Overall, i'm blown away, and can't wait for the full version.
Since you havent' see some complex cities or whatever yet, check this out.
that guys city is amazing and i love the little progression run down, seems like a lot of charm in the game.
"Charming" doesn't even begin to describe how awesome this game looks and feels. Here's a couple pics I took of a city I built last night. I just love how, when you zoom in all the way, the buildings, road, trees, and everything else look like miniatures, like it's part of a train set, or those scale-model city layouts people make.
The always-on DRM is making me seriously dislike the game already, which sucks because I loved SimCity 4, and a lot of what they are attempting to do with this game sounds great but I just cannot get behind that form of DRM.
Well, have you played the game, and has the "DRM" directly affected your enjoyment of it?
I would argue that it's not actually DRM, because it's not put in place solely to restrict access to the game. Sim City is built around online, multiplayer client-server architectures, which is completely different from, say, CD keys, or Ubisoft's Solidshield Tages SAS software which is a completely arbitrary restriction designed solely to attempt to enforce copy protection.
I agree that there should be an offline-only single player mode, but I think it's disingenuous to call Sim City's online architecture "DRM".
@MURDERSMASH: Again, confirmation bias.
It takes one small statue for people to start shouting about how all women are oppressed, but you dismiss multiple cases of discrimination against men as "grasping for straws". That's a textbook definition of confirmation bias.
Like I said before, those examples of discrimination are the exception, and while they should not be ignored, they also should not be treated as some sort of example endemic to problems men face. They don't point to a long-standing, institutionalized form of discrimination like the statue does. So, what leebmx is saying isn't confirmation bias, because he/she isn't grasping for straws in an attempt to prove something that just isn't a problem in the same way.
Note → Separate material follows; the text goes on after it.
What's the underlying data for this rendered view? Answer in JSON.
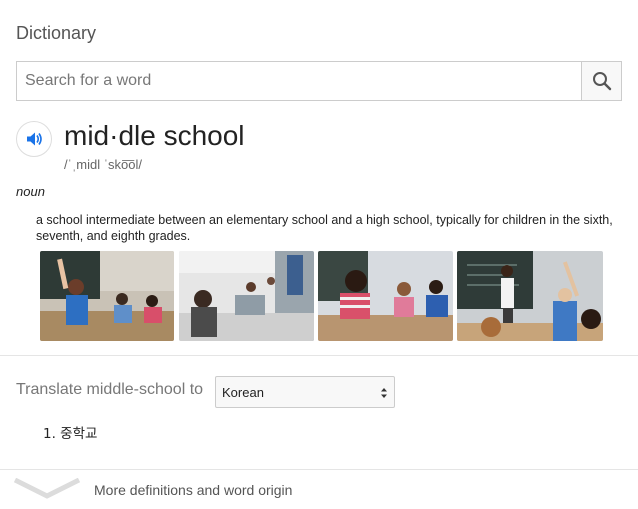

Those examples provided were most certainly shitty people being shitty, and no one is trying to say otherwise.